[WHAT TO DO]: Look through the records, and whenever a line includes the word "title", copy it.

[Records from a dataset]
<<<<
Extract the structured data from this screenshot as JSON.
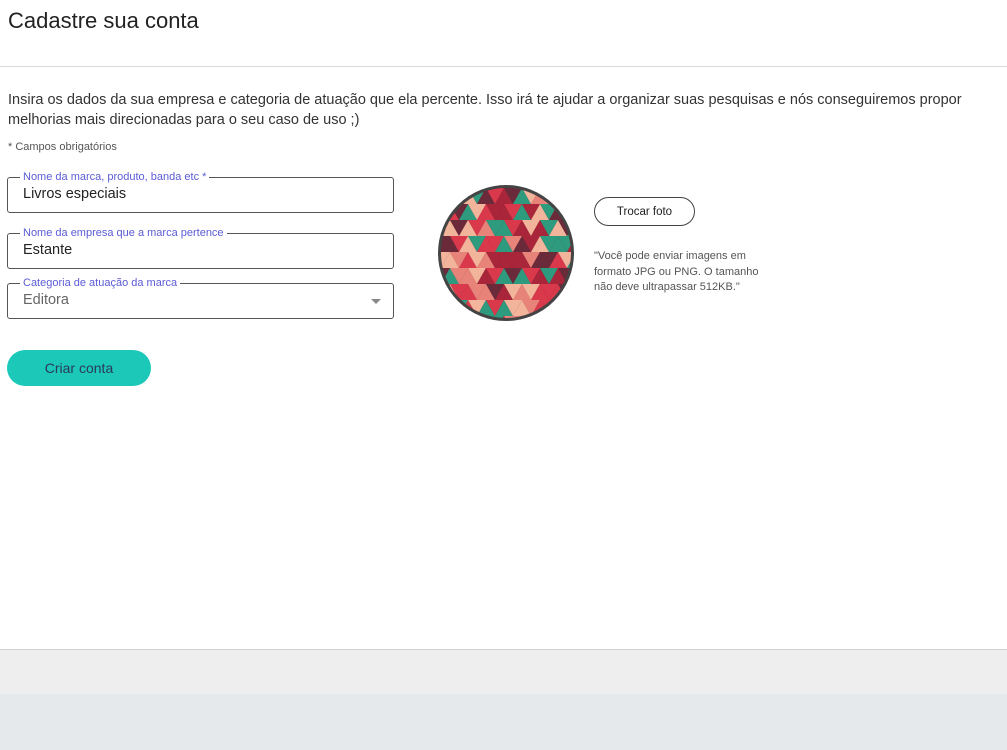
{
  "header": {
    "title": "Cadastre sua conta"
  },
  "intro": {
    "text": "Insira os dados da sua empresa e categoria de atuação que ela percente. Isso irá te ajudar a organizar suas pesquisas e nós conseguiremos propor melhorias mais direcionadas para o seu caso de uso ;)",
    "required_note": "* Campos obrigatórios"
  },
  "form": {
    "brand_name": {
      "label": "Nome da marca, produto, banda etc *",
      "value": "Livros especiais"
    },
    "company_name": {
      "label": "Nome da empresa que a marca pertence",
      "value": "Estante"
    },
    "category": {
      "label": "Categoria de atuação da marca",
      "value": "Editora"
    },
    "submit_label": "Criar conta"
  },
  "photo": {
    "button_label": "Trocar foto",
    "help_text": "\"Você pode enviar imagens em formato JPG ou PNG. O tamanho não deve ultrapassar 512KB.\""
  },
  "colors": {
    "accent": "#1cc8b8",
    "label": "#5b5bd6",
    "pattern": [
      "#d9394b",
      "#f2b49a",
      "#2e9a7e",
      "#6a2a3a",
      "#e8837a",
      "#a8253a"
    ]
  }
}
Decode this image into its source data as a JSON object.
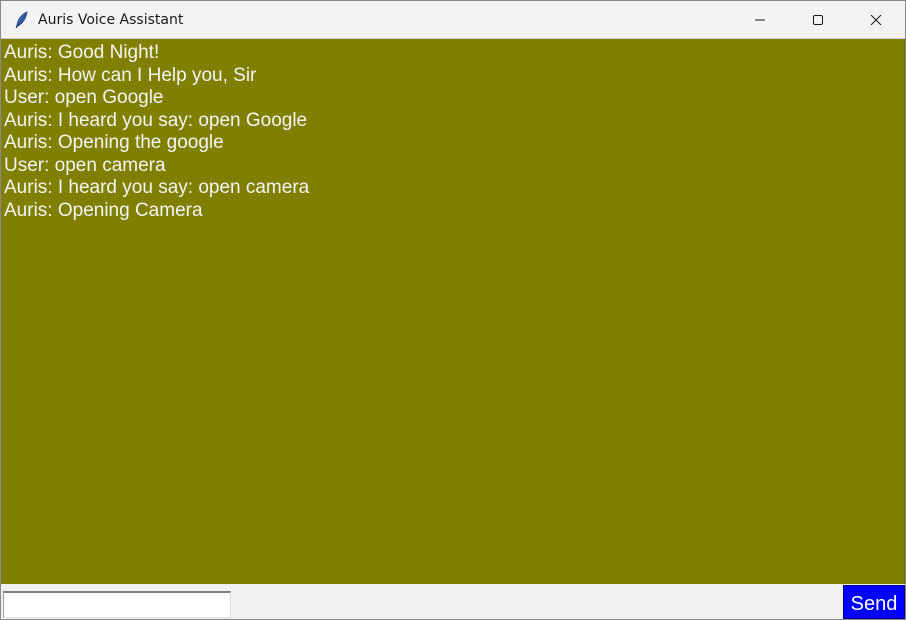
{
  "window": {
    "title": "Auris Voice Assistant",
    "icon": "feather-icon"
  },
  "chat": {
    "background": "#808000",
    "text_color": "#f4f4f4",
    "lines": [
      "Auris: Good Night!",
      "Auris: How can I Help you, Sir",
      "User: open Google",
      "Auris: I heard you say: open Google",
      "Auris: Opening the google",
      "User: open camera",
      "Auris: I heard you say: open camera",
      "Auris: Opening Camera"
    ]
  },
  "input": {
    "value": "",
    "placeholder": ""
  },
  "send_button": {
    "label": "Send",
    "background": "#0000ff"
  }
}
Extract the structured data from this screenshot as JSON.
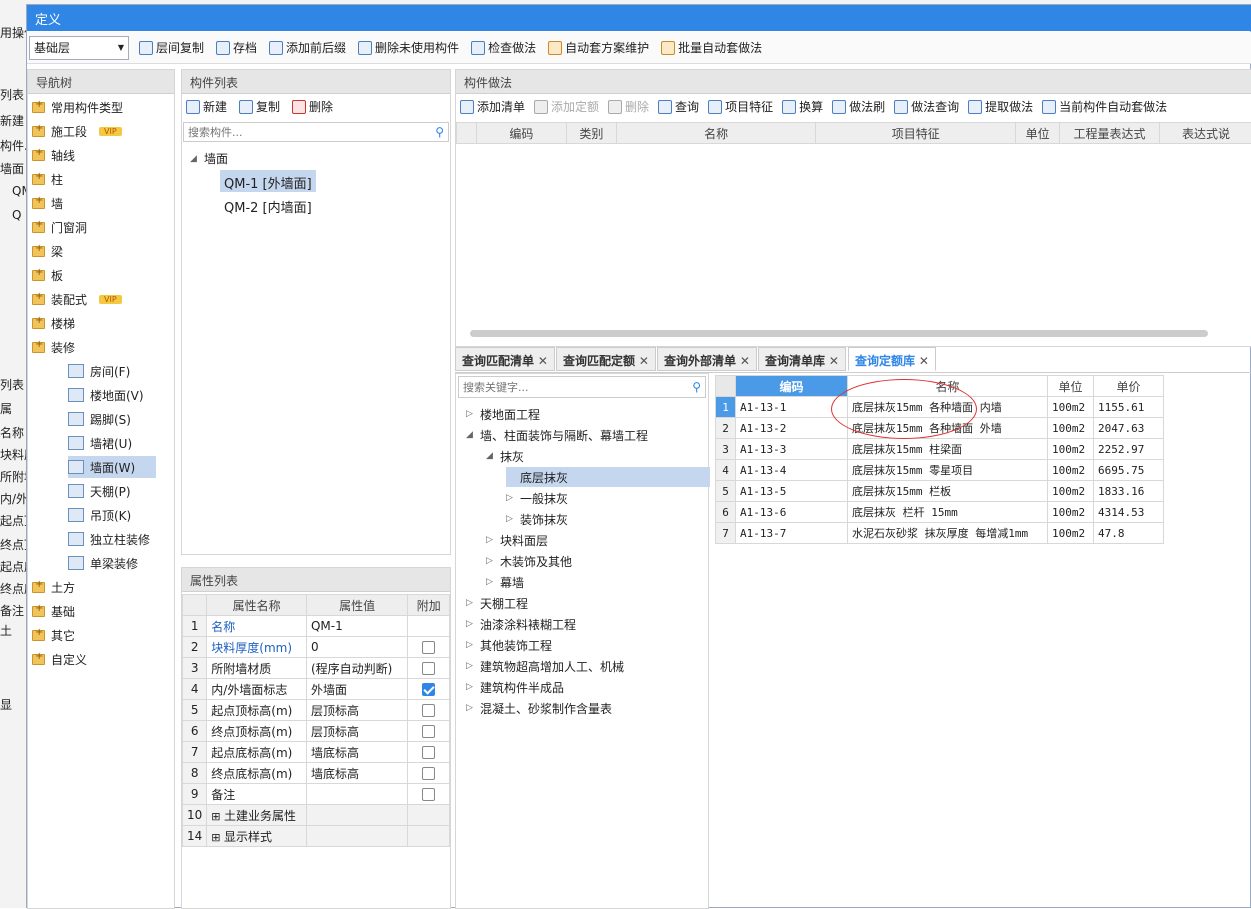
{
  "background_app": {
    "lines": [
      "用操作",
      "列表",
      "新建",
      "构件...",
      "墙面",
      "QM",
      "Q",
      "列表",
      "属",
      "名称",
      "块料厚",
      "所附墙",
      "内/外",
      "起点顶",
      "终点顶",
      "起点底",
      "终点底",
      "备注",
      "土",
      "显"
    ]
  },
  "title": "定义",
  "toolbar": {
    "layer_select": "基础层",
    "buttons": [
      "层间复制",
      "存档",
      "添加前后缀",
      "删除未使用构件",
      "检查做法",
      "自动套方案维护",
      "批量自动套做法"
    ]
  },
  "nav": {
    "title": "导航树",
    "items": [
      {
        "label": "常用构件类型",
        "vip": ""
      },
      {
        "label": "施工段",
        "vip": "VIP"
      },
      {
        "label": "轴线",
        "vip": ""
      },
      {
        "label": "柱",
        "vip": ""
      },
      {
        "label": "墙",
        "vip": ""
      },
      {
        "label": "门窗洞",
        "vip": ""
      },
      {
        "label": "梁",
        "vip": ""
      },
      {
        "label": "板",
        "vip": ""
      },
      {
        "label": "装配式",
        "vip": "VIP"
      },
      {
        "label": "楼梯",
        "vip": ""
      },
      {
        "label": "装修",
        "vip": ""
      }
    ],
    "sub_items": [
      "房间(F)",
      "楼地面(V)",
      "踢脚(S)",
      "墙裙(U)",
      "墙面(W)",
      "天棚(P)",
      "吊顶(K)",
      "独立柱装修",
      "单梁装修"
    ],
    "bottom_items": [
      "土方",
      "基础",
      "其它",
      "自定义"
    ]
  },
  "components": {
    "title": "构件列表",
    "buttons": [
      "新建",
      "复制",
      "删除"
    ],
    "search_placeholder": "搜索构件...",
    "group": "墙面",
    "items": [
      "QM-1 [外墙面]",
      "QM-2 [内墙面]"
    ]
  },
  "properties": {
    "title": "属性列表",
    "headers": [
      "属性名称",
      "属性值",
      "附加"
    ],
    "rows": [
      {
        "no": "1",
        "name": "名称",
        "value": "QM-1",
        "check": "none",
        "blue": true
      },
      {
        "no": "2",
        "name": "块料厚度(mm)",
        "value": "0",
        "check": "off",
        "blue": true
      },
      {
        "no": "3",
        "name": "所附墙材质",
        "value": "(程序自动判断)",
        "check": "off",
        "blue": false
      },
      {
        "no": "4",
        "name": "内/外墙面标志",
        "value": "外墙面",
        "check": "on",
        "blue": false
      },
      {
        "no": "5",
        "name": "起点顶标高(m)",
        "value": "层顶标高",
        "check": "off",
        "blue": false
      },
      {
        "no": "6",
        "name": "终点顶标高(m)",
        "value": "层顶标高",
        "check": "off",
        "blue": false
      },
      {
        "no": "7",
        "name": "起点底标高(m)",
        "value": "墙底标高",
        "check": "off",
        "blue": false
      },
      {
        "no": "8",
        "name": "终点底标高(m)",
        "value": "墙底标高",
        "check": "off",
        "blue": false
      },
      {
        "no": "9",
        "name": "备注",
        "value": "",
        "check": "off",
        "blue": false
      },
      {
        "no": "10",
        "name": "土建业务属性",
        "value": "",
        "check": "none",
        "blue": false
      },
      {
        "no": "14",
        "name": "显示样式",
        "value": "",
        "check": "none",
        "blue": false
      }
    ]
  },
  "method": {
    "title": "构件做法",
    "buttons": [
      "添加清单",
      "添加定额",
      "删除",
      "查询",
      "项目特征",
      "换算",
      "做法刷",
      "做法查询",
      "提取做法",
      "当前构件自动套做法"
    ],
    "headers": [
      "编码",
      "类别",
      "名称",
      "项目特征",
      "单位",
      "工程量表达式",
      "表达式说"
    ]
  },
  "tabs": [
    "查询匹配清单",
    "查询匹配定额",
    "查询外部清单",
    "查询清单库",
    "查询定额库"
  ],
  "tree": {
    "search_placeholder": "搜索关键字...",
    "nodes": [
      {
        "label": "楼地面工程",
        "level": 0,
        "arrow": "▷",
        "sel": false
      },
      {
        "label": "墙、柱面装饰与隔断、幕墙工程",
        "level": 0,
        "arrow": "◢",
        "sel": false
      },
      {
        "label": "抹灰",
        "level": 1,
        "arrow": "◢",
        "sel": false
      },
      {
        "label": "底层抹灰",
        "level": 2,
        "arrow": "",
        "sel": true
      },
      {
        "label": "一般抹灰",
        "level": 2,
        "arrow": "▷",
        "sel": false
      },
      {
        "label": "装饰抹灰",
        "level": 2,
        "arrow": "▷",
        "sel": false
      },
      {
        "label": "块料面层",
        "level": 1,
        "arrow": "▷",
        "sel": false
      },
      {
        "label": "木装饰及其他",
        "level": 1,
        "arrow": "▷",
        "sel": false
      },
      {
        "label": "幕墙",
        "level": 1,
        "arrow": "▷",
        "sel": false
      },
      {
        "label": "天棚工程",
        "level": 0,
        "arrow": "▷",
        "sel": false
      },
      {
        "label": "油漆涂料裱糊工程",
        "level": 0,
        "arrow": "▷",
        "sel": false
      },
      {
        "label": "其他装饰工程",
        "level": 0,
        "arrow": "▷",
        "sel": false
      },
      {
        "label": "建筑物超高增加人工、机械",
        "level": 0,
        "arrow": "▷",
        "sel": false
      },
      {
        "label": "建筑构件半成品",
        "level": 0,
        "arrow": "▷",
        "sel": false
      },
      {
        "label": "混凝土、砂浆制作含量表",
        "level": 0,
        "arrow": "▷",
        "sel": false
      }
    ]
  },
  "quota": {
    "headers": [
      "编码",
      "名称",
      "单位",
      "单价"
    ],
    "rows": [
      {
        "no": "1",
        "code": "A1-13-1",
        "name": "底层抹灰15mm 各种墙面 内墙",
        "unit": "100m2",
        "price": "1155.61"
      },
      {
        "no": "2",
        "code": "A1-13-2",
        "name": "底层抹灰15mm 各种墙面 外墙",
        "unit": "100m2",
        "price": "2047.63"
      },
      {
        "no": "3",
        "code": "A1-13-3",
        "name": "底层抹灰15mm 柱梁面",
        "unit": "100m2",
        "price": "2252.97"
      },
      {
        "no": "4",
        "code": "A1-13-4",
        "name": "底层抹灰15mm 零星项目",
        "unit": "100m2",
        "price": "6695.75"
      },
      {
        "no": "5",
        "code": "A1-13-5",
        "name": "底层抹灰15mm 栏板",
        "unit": "100m2",
        "price": "1833.16"
      },
      {
        "no": "6",
        "code": "A1-13-6",
        "name": "底层抹灰 栏杆 15mm",
        "unit": "100m2",
        "price": "4314.53"
      },
      {
        "no": "7",
        "code": "A1-13-7",
        "name": "水泥石灰砂浆 抹灰厚度 每增减1mm",
        "unit": "100m2",
        "price": "47.8"
      }
    ]
  }
}
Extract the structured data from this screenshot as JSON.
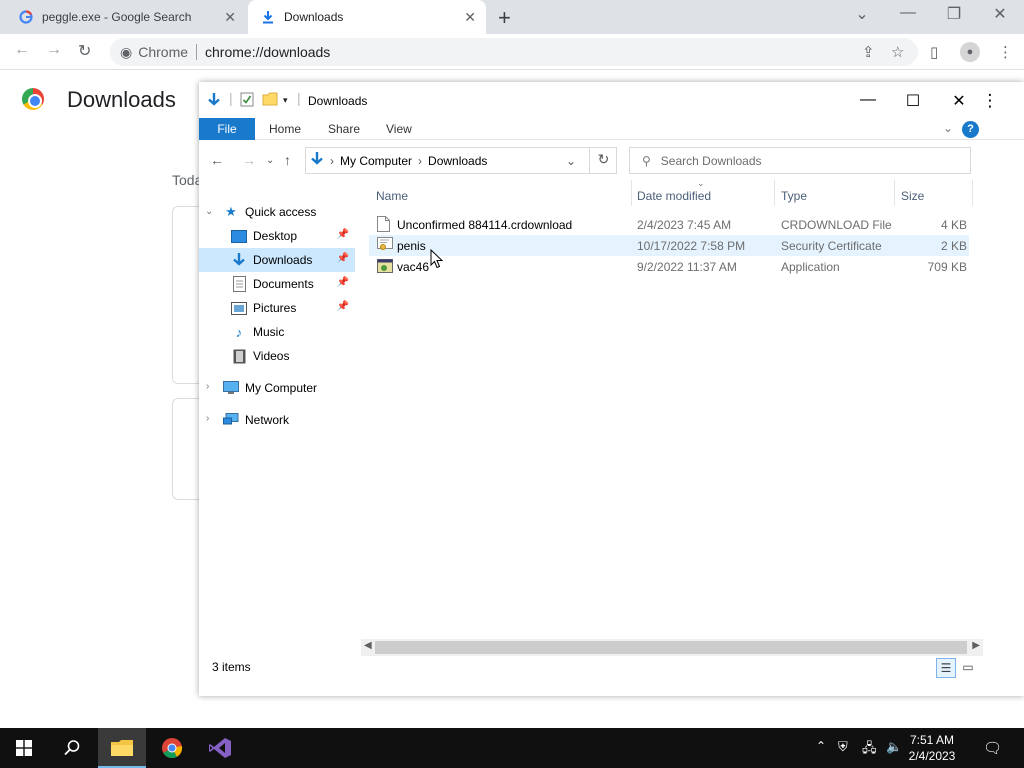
{
  "chrome": {
    "tabs": [
      {
        "title": "peggle.exe - Google Search",
        "favicon": "google-g-icon"
      },
      {
        "title": "Downloads",
        "favicon": "download-arrow-icon"
      }
    ],
    "omnibox": {
      "scheme_label": "Chrome",
      "url": "chrome://downloads"
    },
    "page": {
      "title": "Downloads",
      "today_label": "Toda"
    }
  },
  "explorer": {
    "title": "Downloads",
    "ribbon": {
      "file": "File",
      "home": "Home",
      "share": "Share",
      "view": "View",
      "help": "?"
    },
    "address": {
      "crumbs": [
        "My Computer",
        "Downloads"
      ]
    },
    "search": {
      "placeholder": "Search Downloads"
    },
    "nav": {
      "quick_access": "Quick access",
      "items": [
        {
          "label": "Desktop",
          "pinned": true
        },
        {
          "label": "Downloads",
          "pinned": true,
          "selected": true
        },
        {
          "label": "Documents",
          "pinned": true
        },
        {
          "label": "Pictures",
          "pinned": true
        },
        {
          "label": "Music",
          "pinned": false
        },
        {
          "label": "Videos",
          "pinned": false
        }
      ],
      "my_computer": "My Computer",
      "network": "Network"
    },
    "columns": {
      "name": "Name",
      "date": "Date modified",
      "type": "Type",
      "size": "Size"
    },
    "files": [
      {
        "name": "Unconfirmed 884114.crdownload",
        "date": "2/4/2023 7:45 AM",
        "type": "CRDOWNLOAD File",
        "size": "4 KB",
        "icon": "blank-file-icon"
      },
      {
        "name": "penis",
        "date": "10/17/2022 7:58 PM",
        "type": "Security Certificate",
        "size": "2 KB",
        "icon": "certificate-icon"
      },
      {
        "name": "vac46",
        "date": "9/2/2022 11:37 AM",
        "type": "Application",
        "size": "709 KB",
        "icon": "application-icon"
      }
    ],
    "status": {
      "item_count": "3 items"
    }
  },
  "taskbar": {
    "clock": {
      "time": "7:51 AM",
      "date": "2/4/2023"
    }
  },
  "colors": {
    "accent_blue": "#1979ca",
    "selection": "#cce8ff",
    "hover": "#e5f3ff",
    "taskbar": "#101010"
  }
}
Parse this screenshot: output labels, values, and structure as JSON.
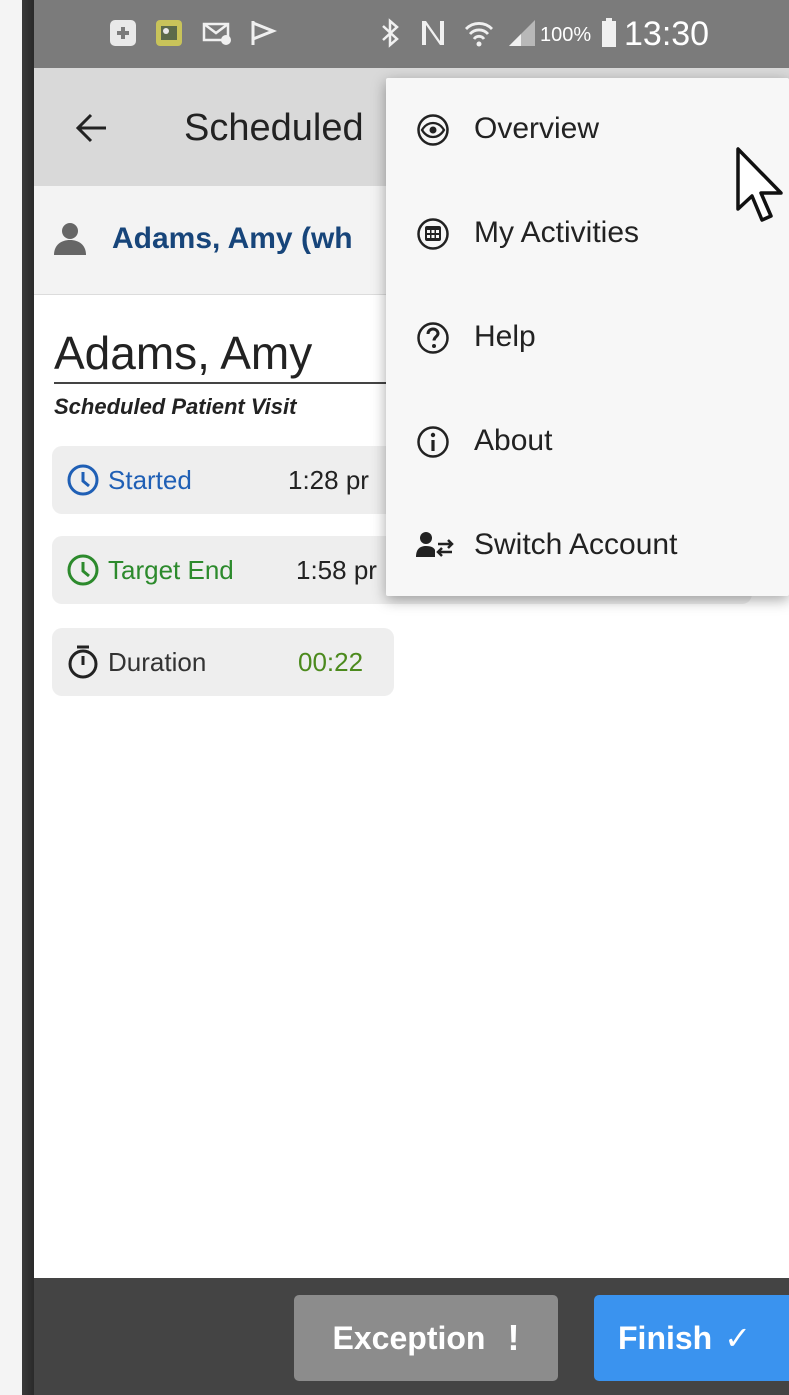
{
  "status_bar": {
    "icons": [
      "notification-app-icon",
      "notification-image-icon",
      "email-icon",
      "flag-icon",
      "bluetooth-icon",
      "nfc-icon",
      "wifi-icon",
      "signal-icon"
    ],
    "battery_percent": "100%",
    "time": "13:30"
  },
  "app_bar": {
    "title": "Scheduled"
  },
  "patient": {
    "link_text": "Adams, Amy (wh",
    "name": "Adams, Amy",
    "visit_type": "Scheduled Patient Visit"
  },
  "times": {
    "started_label": "Started",
    "started_value": "1:28 pr",
    "target_end_label": "Target End",
    "target_end_value": "1:58 pr",
    "duration_label": "Duration",
    "duration_value": "00:22"
  },
  "menu": {
    "items": [
      {
        "label": "Overview",
        "icon": "eye-icon"
      },
      {
        "label": "My Activities",
        "icon": "calendar-icon"
      },
      {
        "label": "Help",
        "icon": "help-icon"
      },
      {
        "label": "About",
        "icon": "info-icon"
      },
      {
        "label": "Switch Account",
        "icon": "switch-account-icon"
      }
    ]
  },
  "actions": {
    "exception_label": "Exception",
    "exception_symbol": "!",
    "finish_label": "Finish",
    "finish_symbol": "✓"
  },
  "colors": {
    "link_blue": "#17457a",
    "started_blue": "#1f5fb5",
    "target_green": "#2c8a2c",
    "duration_green": "#4c8a1d",
    "finish_blue": "#3a93ef",
    "exception_gray": "#8c8c8c"
  }
}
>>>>
[RESPONSE TO THE TASK]:
    "title": "Cadastre sua conta"
    "title": "Auris Voice Assistant",
  "title": "定义",
    "title": "导航树",
    "title": "构件列表",
    "title": "属性列表",
    "title": "构件做法",
        "title": "peggle.exe - Google Search",
        "title": "Downloads",
      "title": "Downloads",
    "title": "Downloads",
    "title": "Scheduled"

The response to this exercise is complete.